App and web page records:
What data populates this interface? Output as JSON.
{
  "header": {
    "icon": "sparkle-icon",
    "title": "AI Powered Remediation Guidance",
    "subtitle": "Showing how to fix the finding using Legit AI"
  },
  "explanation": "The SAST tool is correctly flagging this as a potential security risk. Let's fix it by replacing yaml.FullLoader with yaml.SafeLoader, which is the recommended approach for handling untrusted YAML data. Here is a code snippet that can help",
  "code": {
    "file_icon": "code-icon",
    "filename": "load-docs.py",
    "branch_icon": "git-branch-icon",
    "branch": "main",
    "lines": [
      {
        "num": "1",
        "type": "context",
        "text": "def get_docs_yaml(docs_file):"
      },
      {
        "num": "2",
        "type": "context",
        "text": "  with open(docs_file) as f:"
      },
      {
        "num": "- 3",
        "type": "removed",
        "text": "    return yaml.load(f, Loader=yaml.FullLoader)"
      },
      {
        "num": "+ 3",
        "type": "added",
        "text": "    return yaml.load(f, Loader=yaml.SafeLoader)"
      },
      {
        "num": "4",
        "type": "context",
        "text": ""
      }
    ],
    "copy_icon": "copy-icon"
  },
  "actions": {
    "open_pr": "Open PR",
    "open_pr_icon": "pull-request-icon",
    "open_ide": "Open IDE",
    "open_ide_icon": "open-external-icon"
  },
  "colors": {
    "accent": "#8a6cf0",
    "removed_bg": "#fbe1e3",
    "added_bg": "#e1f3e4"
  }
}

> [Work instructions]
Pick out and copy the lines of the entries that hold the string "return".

> [Exercise solution]
        "text": "    return yaml.load(f, Loader=yaml.FullLoader)"
        "text": "    return yaml.load(f, Loader=yaml.SafeLoader)"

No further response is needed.